In the records below, find every line that contains "time" and list it.

[Page and application data records]
*** Block opens ***

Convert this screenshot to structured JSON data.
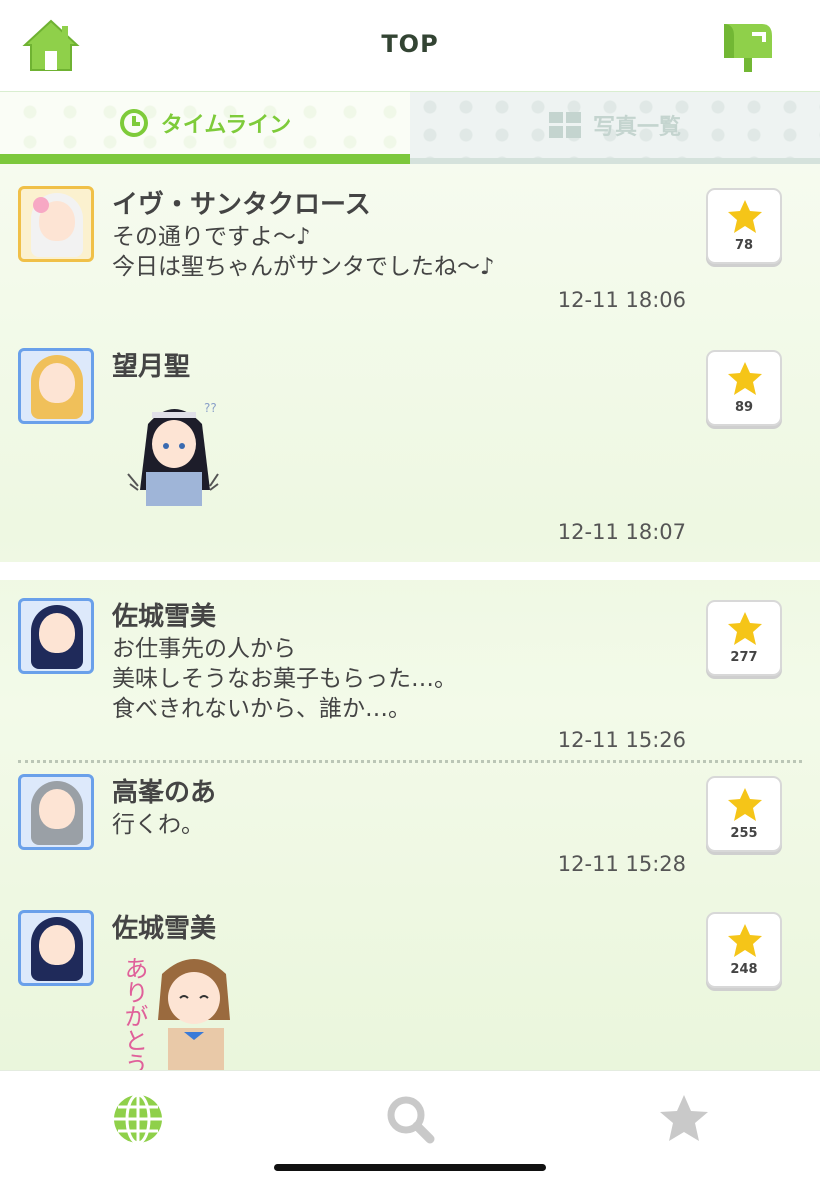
{
  "header": {
    "title": "TOP",
    "home_icon": "home-icon",
    "mail_icon": "mailbox-icon"
  },
  "tabs": [
    {
      "label": "タイムライン",
      "icon": "clock-icon",
      "active": true
    },
    {
      "label": "写真一覧",
      "icon": "grid-icon",
      "active": false
    }
  ],
  "posts": [
    {
      "name": "イヴ・サンタクロース",
      "message": "その通りですよ〜♪\n今日は聖ちゃんがサンタでしたね〜♪",
      "time": "12-11 18:06",
      "likes": "78",
      "has_sticker": false
    },
    {
      "name": "望月聖",
      "message": "",
      "time": "12-11 18:07",
      "likes": "89",
      "has_sticker": true
    },
    {
      "name": "佐城雪美",
      "message": "お仕事先の人から\n美味しそうなお菓子もらった…。\n食べきれないから、誰か…。",
      "time": "12-11 15:26",
      "likes": "277",
      "has_sticker": false
    },
    {
      "name": "高峯のあ",
      "message": "行くわ。",
      "time": "12-11 15:28",
      "likes": "255",
      "has_sticker": false
    },
    {
      "name": "佐城雪美",
      "message": "",
      "time": "",
      "likes": "248",
      "has_sticker": true
    }
  ],
  "sticker_text": "ありがとう",
  "bottom_nav": [
    {
      "icon": "globe-icon",
      "active": true
    },
    {
      "icon": "search-icon",
      "active": false
    },
    {
      "icon": "star-icon",
      "active": false
    }
  ],
  "colors": {
    "accent_green": "#7cc83c",
    "star_yellow": "#f5c518",
    "avatar_blue": "#6aa0ea"
  }
}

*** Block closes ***

— Answer space —
      "time": "12-11 18:06",
      "time": "12-11 18:07",
      "time": "12-11 15:26",
      "time": "12-11 15:28",
      "time": "",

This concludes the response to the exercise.